With a career that started out at Burberry and led to roles with Marc Jacobs, Gucci and i-D, Lana worked at the forefront of creative and digital revolutions in the fashion industry, creating high profile campaigns that were seen by millions. But there was always something missing.

“Whilst I worked with some amazingly talented people the lack of opportunity to express my own pure creative vision became increasingly frustrating,” she says candidly.

Born in Paris and raised in Bali, Lana has always had a love for plants and flowers and thus Floom was created, a “passionately crafted, meticulously curated expression of my true love - offering the gift of flowers in all their natural glory”.

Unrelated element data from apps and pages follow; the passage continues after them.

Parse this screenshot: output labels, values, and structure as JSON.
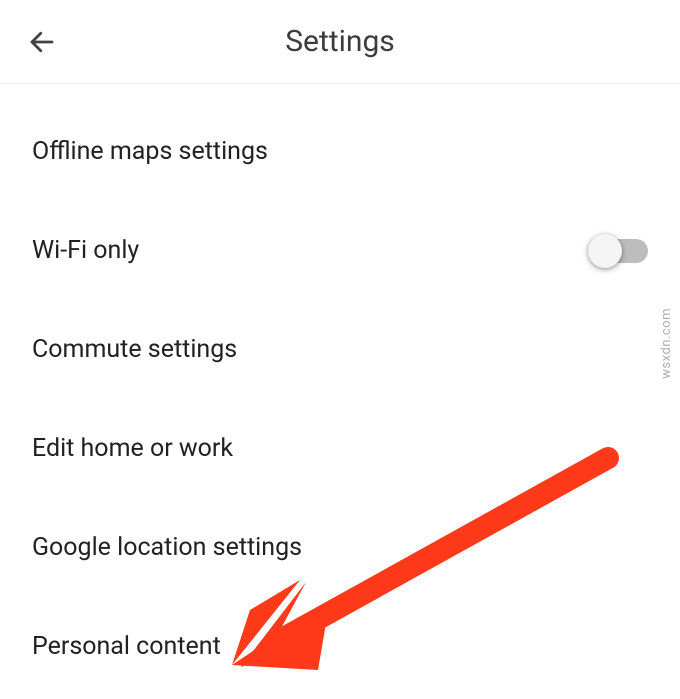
{
  "header": {
    "title": "Settings"
  },
  "items": [
    {
      "label": "Offline maps settings",
      "has_toggle": false
    },
    {
      "label": "Wi-Fi only",
      "has_toggle": true,
      "toggle_on": false
    },
    {
      "label": "Commute settings",
      "has_toggle": false
    },
    {
      "label": "Edit home or work",
      "has_toggle": false
    },
    {
      "label": "Google location settings",
      "has_toggle": false
    },
    {
      "label": "Personal content",
      "has_toggle": false
    }
  ],
  "annotation": {
    "arrow_color": "#ff3a1a"
  },
  "watermark": "wsxdn.com"
}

From Raf Simons’ walls of flowers at his début Dior show, to Alexander McQueen’s iconic fresh flower dress in S/S ’07, the rosy relationship between fashion and flowers has been forever blooming. It’s no surprise then that Lana wanted to nurture this relationship with Floom, a digital platform that delivers perfect posies right to your door.

Launched last month, Floom is bringing floristry to the forefront, and Lana's experience in the fashion industry is evident, as the company combines striking bouquets, stunning visuals and luxury craftsmanship in a stylish site of seasonal blooms. Florals for spring? Groundbreaking (but this time we actually mean it) -  floristry has never been so fashion.

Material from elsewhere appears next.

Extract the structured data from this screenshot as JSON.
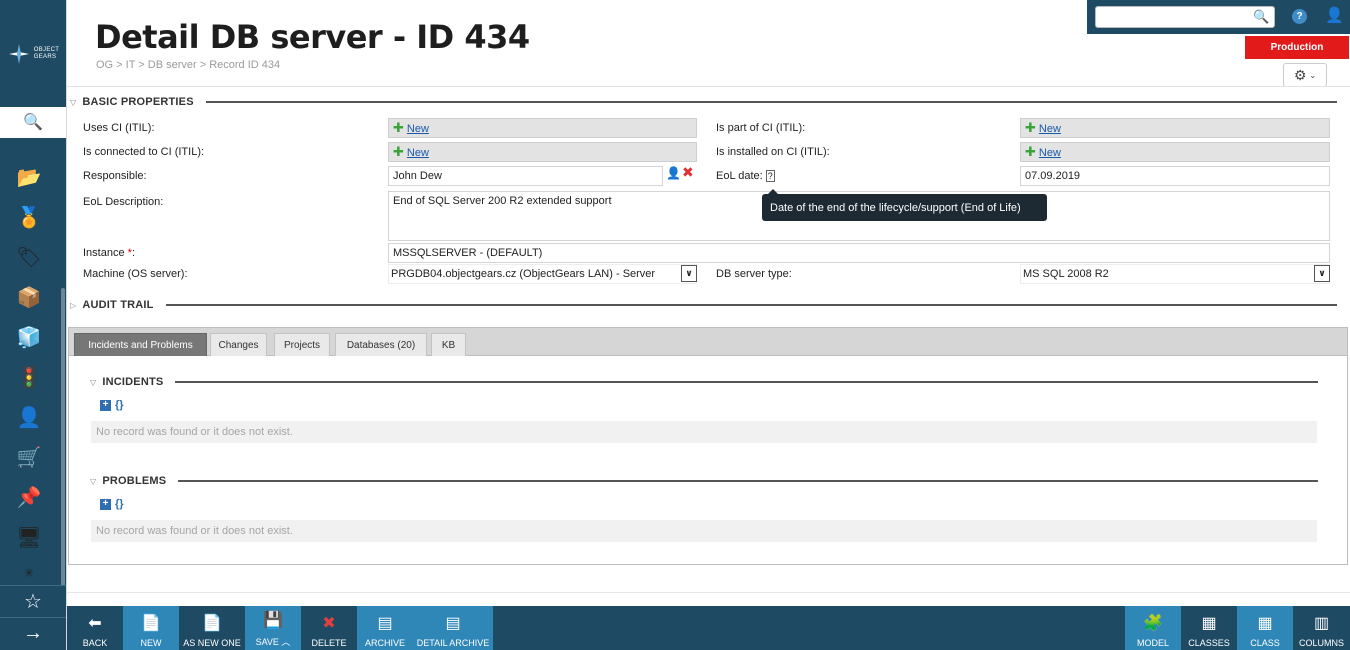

“We focus on seasonal blooms and only work with local florists who we feel offer a premium product and a unique identity,” Lana explains, for her, this is a huge part of the project.

With Floom, Lana stresses her support for local businesses as well as her passion to help increase not only the appreciation of floristry as an art form, but the prosperity of the community.

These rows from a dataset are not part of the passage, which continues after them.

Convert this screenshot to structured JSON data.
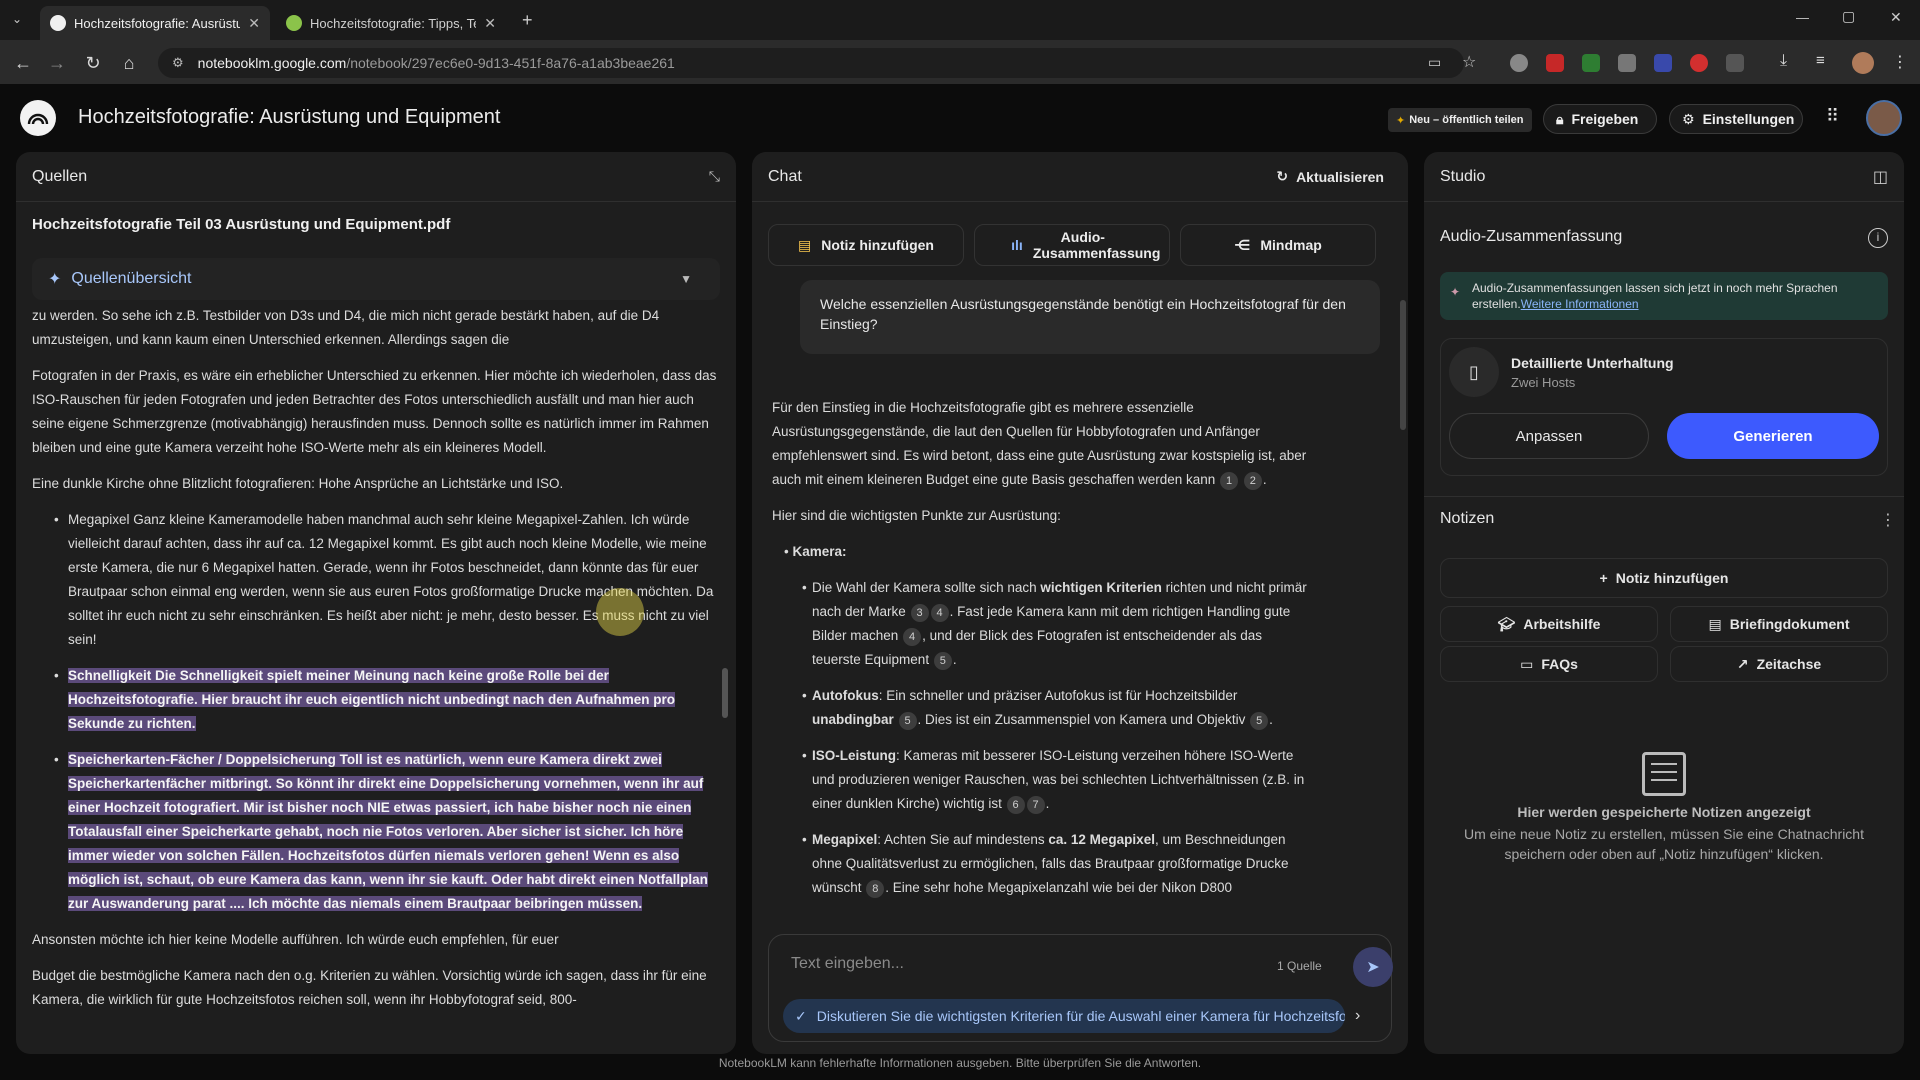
{
  "browser": {
    "tabs": [
      {
        "title": "Hochzeitsfotografie: Ausrüstung",
        "active": true
      },
      {
        "title": "Hochzeitsfotografie: Tipps, Tech",
        "active": false
      }
    ],
    "new_tab": "+",
    "url_host": "notebooklm.google.com",
    "url_path": "/notebook/297ec6e0-9d13-451f-8a76-a1ab3beae261",
    "window_controls": [
      "—",
      "▢",
      "✕"
    ]
  },
  "header": {
    "title": "Hochzeitsfotografie: Ausrüstung und Equipment",
    "new_public": "Neu – öffentlich teilen",
    "share": "Freigeben",
    "settings": "Einstellungen"
  },
  "sources": {
    "title": "Quellen",
    "file_name": "Hochzeitsfotografie Teil 03 Ausrüstung und Equipment.pdf",
    "overview_label": "Quellenübersicht",
    "paragraphs": [
      "zu werden. So sehe ich z.B. Testbilder von D3s und D4, die mich nicht gerade bestärkt haben, auf die D4 umzusteigen, und kann kaum einen Unterschied erkennen. Allerdings sagen die",
      "Fotografen in der Praxis, es wäre ein erheblicher Unterschied zu erkennen. Hier möchte ich wiederholen, dass das ISO-Rauschen für jeden Fotografen und jeden Betrachter des Fotos unterschiedlich ausfällt und man hier auch seine eigene Schmerzgrenze (motivabhängig) herausfinden muss. Dennoch sollte es natürlich immer im Rahmen bleiben und eine gute Kamera verzeiht hohe ISO-Werte mehr als ein kleineres Modell.",
      "Eine dunkle Kirche ohne Blitzlicht fotografieren: Hohe Ansprüche an Lichtstärke und ISO."
    ],
    "bullets": [
      {
        "text": "Megapixel Ganz kleine Kameramodelle haben manchmal auch sehr kleine Megapixel-Zahlen. Ich würde vielleicht darauf achten, dass ihr auf ca. 12 Megapixel kommt. Es gibt auch noch kleine Modelle, wie meine erste Kamera, die nur 6 Megapixel hatten. Gerade, wenn ihr Fotos beschneidet, dann könnte das für euer Brautpaar schon einmal eng werden, wenn sie aus euren Fotos großformatige Drucke machen möchten. Da solltet ihr euch nicht zu sehr einschränken. Es heißt aber nicht: je mehr, desto besser. Es muss nicht zu viel sein!",
        "highlight": false
      },
      {
        "text": "Schnelligkeit Die Schnelligkeit spielt meiner Meinung nach keine große Rolle bei der Hochzeitsfotografie. Hier braucht ihr euch eigentlich nicht unbedingt nach den Aufnahmen pro Sekunde zu richten.",
        "highlight": true
      },
      {
        "text": "Speicherkarten-Fächer / Doppelsicherung Toll ist es natürlich, wenn eure Kamera direkt zwei Speicherkartenfächer mitbringt. So könnt ihr direkt eine Doppelsicherung vornehmen, wenn ihr auf einer Hochzeit fotografiert. Mir ist bisher noch NIE etwas passiert, ich habe bisher noch nie einen Totalausfall einer Speicherkarte gehabt, noch nie Fotos verloren. Aber sicher ist sicher. Ich höre immer wieder von solchen Fällen. Hochzeitsfotos dürfen niemals verloren gehen! Wenn es also möglich ist, schaut, ob eure Kamera das kann, wenn ihr sie kauft. Oder habt direkt einen Notfallplan zur Auswanderung parat .... Ich möchte das niemals einem Brautpaar beibringen müssen.",
        "highlight": true
      }
    ],
    "trailing": [
      "Ansonsten möchte ich hier keine Modelle aufführen. Ich würde euch empfehlen, für euer",
      "Budget die bestmögliche Kamera nach den o.g. Kriterien zu wählen. Vorsichtig würde ich sagen, dass ihr für eine Kamera, die wirklich für gute Hochzeitsfotos reichen soll, wenn ihr Hobbyfotograf seid, 800-"
    ]
  },
  "chat": {
    "title": "Chat",
    "refresh": "Aktualisieren",
    "add_note": "Notiz hinzufügen",
    "audio_summary": "Audio-Zusammenfassung",
    "mindmap": "Mindmap",
    "question": "Welche essenziellen Ausrüstungsgegenstände benötigt ein Hochzeitsfotograf für den Einstieg?",
    "answer_intro": "Für den Einstieg in die Hochzeitsfotografie gibt es mehrere essenzielle Ausrüstungsgegenstände, die laut den Quellen für Hobbyfotografen und Anfänger empfehlenswert sind. Es wird betont, dass eine gute Ausrüstung zwar kostspielig ist, aber auch mit einem kleineren Budget eine gute Basis geschaffen werden kann",
    "intro_cites": [
      "1",
      "2"
    ],
    "points_heading": "Hier sind die wichtigsten Punkte zur Ausrüstung:",
    "camera_heading": "Kamera:",
    "camera_points": [
      {
        "a": "Die Wahl der Kamera sollte sich nach ",
        "b": "wichtigen Kriterien",
        "c": " richten und nicht primär nach der Marke",
        "cites1": [
          "3",
          "4"
        ],
        "d": ". Fast jede Kamera kann mit dem richtigen Handling gute Bilder machen",
        "cites2": [
          "4"
        ],
        "e": ", und der Blick des Fotografen ist entscheidender als das teuerste Equipment",
        "cites3": [
          "5"
        ],
        "f": "."
      },
      {
        "lead": "Autofokus",
        "text": ": Ein schneller und präziser Autofokus ist für Hochzeitsbilder ",
        "bold": "unabdingbar",
        "cites1": [
          "5"
        ],
        "text2": ". Dies ist ein Zusammenspiel von Kamera und Objektiv",
        "cites2": [
          "5"
        ]
      },
      {
        "lead": "ISO-Leistung",
        "text": ": Kameras mit besserer ISO-Leistung verzeihen höhere ISO-Werte und produzieren weniger Rauschen, was bei schlechten Lichtverhältnissen (z.B. in einer dunklen Kirche) wichtig ist",
        "cites1": [
          "6",
          "7"
        ]
      },
      {
        "lead": "Megapixel",
        "text": ": Achten Sie auf mindestens ",
        "bold": "ca. 12 Megapixel",
        "text2": ", um Beschneidungen ohne Qualitätsverlust zu ermöglichen, falls das Brautpaar großformatige Drucke wünscht",
        "cites1": [
          "8"
        ],
        "text3": ". Eine sehr hohe Megapixelanzahl wie bei der Nikon D800"
      }
    ],
    "input_placeholder": "Text eingeben...",
    "source_count": "1 Quelle",
    "suggestion": "Diskutieren Sie die wichtigsten Kriterien für die Auswahl einer Kamera für Hochzeitsfotografie"
  },
  "studio": {
    "title": "Studio",
    "audio_title": "Audio-Zusammenfassung",
    "banner_text": "Audio-Zusammenfassungen lassen sich jetzt in noch mehr Sprachen erstellen.",
    "banner_link": "Weitere Informationen",
    "conv_title": "Detaillierte Unterhaltung",
    "conv_sub": "Zwei Hosts",
    "customize": "Anpassen",
    "generate": "Generieren",
    "notes_title": "Notizen",
    "add_note": "Notiz hinzufügen",
    "study_guide": "Arbeitshilfe",
    "briefing": "Briefingdokument",
    "faqs": "FAQs",
    "timeline": "Zeitachse",
    "empty_title": "Hier werden gespeicherte Notizen angezeigt",
    "empty_sub": "Um eine neue Notiz zu erstellen, müssen Sie eine Chatnachricht speichern oder oben auf „Notiz hinzufügen“ klicken."
  },
  "footer": "NotebookLM kann fehlerhafte Informationen ausgeben. Bitte überprüfen Sie die Antworten.",
  "colors": {
    "accent": "#3d5afe",
    "highlight": "#5b4a7a",
    "link": "#a8c7fa"
  }
}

“Provenance, heritage and craftsmanship all exist in the flower-world but they are currently so, so undervalued. We hope to change the perception people have, whilst also supporting these small-scale businesses and artisans who have devoted their lives to their craft.”

In setting up Floom, Lana is also devoting her life to the business, proving that she’s anything but a wallflower when it comes to making her dreams a reality. It can’t have been easy, but she isn’t looking back.

“Of course there have been moments where it all feels very scary, but these are always drowned out by a hundred more amazing moments as everything begins to come together. It’s all been much more liberating than it has been scary,” she says. "Ultimately, if you have a dream to do something, and you can’t imagine wanting to do anything else, then just go for it. It's surprising how much people want to help you when you're following your dream.”

That dream is now a reality, and although the service isn’t UK-wide as of yet, Lana hopes to expand fairly quickly.

“If all goes to plan you should be able to order our beautiful bouquets in a few major European cities by the end of the year.”

A Girl Boss that uses her business to combine flower power with girl power will always get us excited at WAH and we can’t wait to watch this one blossom.

Make sure you check out Floom's website here.

By Ellen Atlanta